Dr Rachel Bryant Davies, Lecturer in Comparative Literature has written for The Conversation on how looking at historical playful learning can help us moving forward.
The UK government’s COVID recovery plans for schools have been criticised for prioritising learning over wellbeing. Education specialists routinely extol the benefits sports, creative activities and the performing arts can bring to children.
This is particularly relevant in light of the disruptions to schooling and childhood that COVID has wrought. Storytelling has emerged as a powerful tool for children to process the crisis. COVID stories have encompassed heroism and resilience, myth and fable, entertaining and educating simultaneously.
Historical home learning shows that there need be no dichotomy between play (to improve wellbeing) and learning (to satisfy educational needs). As my research into educational literature from the 18th and 20th centuries shows, learning through play is an age-old concept.
For children aged between five and ten, attending formal school only became compulsory with the Elementary Education Act of 1880. Before that, charitable and religious organisations had provided basic education. Grammar schools theoretically were open to all, but children from poorer families mostly worked, and for those who studied, home was school.
The main educational format promoted in 18th-century children’s books in Britain and Europe was domestic instruction.

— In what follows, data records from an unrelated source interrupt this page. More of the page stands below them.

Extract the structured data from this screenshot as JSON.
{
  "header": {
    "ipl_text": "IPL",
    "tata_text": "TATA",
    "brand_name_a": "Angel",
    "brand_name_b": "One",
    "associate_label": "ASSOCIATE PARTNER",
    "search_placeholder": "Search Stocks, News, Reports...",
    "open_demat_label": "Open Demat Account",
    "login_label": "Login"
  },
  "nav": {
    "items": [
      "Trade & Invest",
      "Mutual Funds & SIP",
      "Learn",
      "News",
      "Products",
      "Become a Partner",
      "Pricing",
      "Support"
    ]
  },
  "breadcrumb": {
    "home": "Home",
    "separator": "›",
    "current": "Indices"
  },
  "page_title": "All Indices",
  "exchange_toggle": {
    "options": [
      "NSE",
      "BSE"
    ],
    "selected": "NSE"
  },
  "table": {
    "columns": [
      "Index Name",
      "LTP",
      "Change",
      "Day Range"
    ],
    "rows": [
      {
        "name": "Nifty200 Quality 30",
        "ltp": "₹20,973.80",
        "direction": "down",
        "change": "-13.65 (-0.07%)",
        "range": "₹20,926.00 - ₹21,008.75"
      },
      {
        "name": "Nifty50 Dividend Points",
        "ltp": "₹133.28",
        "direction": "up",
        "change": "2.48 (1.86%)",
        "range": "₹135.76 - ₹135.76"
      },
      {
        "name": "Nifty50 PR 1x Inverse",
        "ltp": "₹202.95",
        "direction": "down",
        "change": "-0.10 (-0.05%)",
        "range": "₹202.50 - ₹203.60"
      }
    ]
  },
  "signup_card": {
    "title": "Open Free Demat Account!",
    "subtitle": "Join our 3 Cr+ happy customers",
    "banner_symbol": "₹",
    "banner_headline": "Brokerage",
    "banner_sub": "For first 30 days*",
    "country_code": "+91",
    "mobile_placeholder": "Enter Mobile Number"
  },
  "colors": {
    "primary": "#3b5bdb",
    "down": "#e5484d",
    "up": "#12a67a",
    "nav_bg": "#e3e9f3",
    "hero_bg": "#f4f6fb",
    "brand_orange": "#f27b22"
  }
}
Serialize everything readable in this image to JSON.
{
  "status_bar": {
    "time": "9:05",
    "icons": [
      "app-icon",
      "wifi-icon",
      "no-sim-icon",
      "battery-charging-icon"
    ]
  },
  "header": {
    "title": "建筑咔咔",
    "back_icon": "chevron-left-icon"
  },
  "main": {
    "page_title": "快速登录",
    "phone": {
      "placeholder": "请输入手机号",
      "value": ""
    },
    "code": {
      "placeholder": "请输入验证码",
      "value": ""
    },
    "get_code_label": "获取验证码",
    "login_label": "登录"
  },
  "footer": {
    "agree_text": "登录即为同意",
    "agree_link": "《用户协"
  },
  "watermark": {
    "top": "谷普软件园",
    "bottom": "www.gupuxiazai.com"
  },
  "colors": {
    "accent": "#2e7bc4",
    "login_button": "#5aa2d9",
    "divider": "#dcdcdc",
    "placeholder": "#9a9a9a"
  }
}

Written in script form, they generally featured idealised educational conversations between a mother and her children, sometimes involving fathers, or other family members or visitors.
Anna Laetitia Barbauld’s Lessons for Children Aged Two to Three Years, published in 1778, is arguably the earliest example. It is a reading primer featuring simple domestic questions and answers in large print:
Charles, what are eyes for?” “To see with.”
Charles, what are eyes for?” “To see with.”
In other books, this type of dialogue was used to explore chemistry, history and geography. For example, the family in Priscilla Wakefield’s 1794 book, Mental Improvement; or, the Beauties and Wonders of Nature and Art in a Series of Instructive Conversations, discusses the challenges involved in tea and chocolate cultivation. The conversation leads into a discussion about character perfection, historically illustrated with an anecdote about the ancient Greek philosopher Socrates.
This style of learning revolved around having fun. While the context was usually an idealised middle-class home, where parents and siblings alike were at leisure to converse or read aloud, the key message was more widely relatable. It was about using everyday objects, impromptu homemade games and crafts and informal chat as the main tools for learning.
Magazines encouraged children to imagine their hobby horses as the Trojan horse or to play at Noah’s ark in their kitchen sinks. They used a geological explanation of coal to describe the 19th-century archaeological excavation of Troy, Homer’s mythical city.
Though Greek and Latin were so often the bastions of a stereotypically elite education, my findings shows how the classics were gamified for audiences of different ages and social backgrounds. There were toys primarily marketed at middle- and upper-class families but also magazines featuring stories of girls learning Greek at grammar schools, reading lists for autodidacts, and popular comic and circus performances.
What’s more, toy theatres repackaged the classics as boisterous home entertainment. Between 1750 and 1914, puzzles, toys, board and card games, magazines and community plays were all used for educational purposes.
Storytelling was just as important as dialogue. In their six-volume collection, Evenings at Home (1792-96), Barbauld and her brother John Aikin explained that the characters of their story – the fictional Fairborne family – had many children. Some were educated at school and some at home by their parents. Frequent visitors would contribute stories to the family library too, to be enjoyed on holidays.
Parents today could well struggle to know what to make of many of these stories. They both perpetuate offensive content (racist accounts of travelling the globe) and incorporate radical ideas (pacifism, women’s contradictory position as politically disenfranchised educators). Ancient history and fable were told from an anti-war perspective, as later in Maria Hack’s Grecian Stories (1819), which also condemned ancient slavery and celebrated abolition.
Historical magazines were a cheaper format through which many more children encountered classical mythology and archaeology, or experienced fictional Latin lessons, than could have learned classics at schools. They are a major, though under-appreciated, part of the long tradition of reading classical myth in childhood.
Stories often featured ancient heroes and heroines as role models for boys and for girls to promote cultural expectations. Examples included contentious figures such as the Roman general Marius, or British queen Boudica.
Looking back at this playful learning from the past can help us move forward more confidently, to the real benefit of children. In particular, dissolving any perceived boundaries between play and learning - between creative activities and curriculum - should lift some stress from parents and teachers.
This article was first published in The Conversation on 11 August.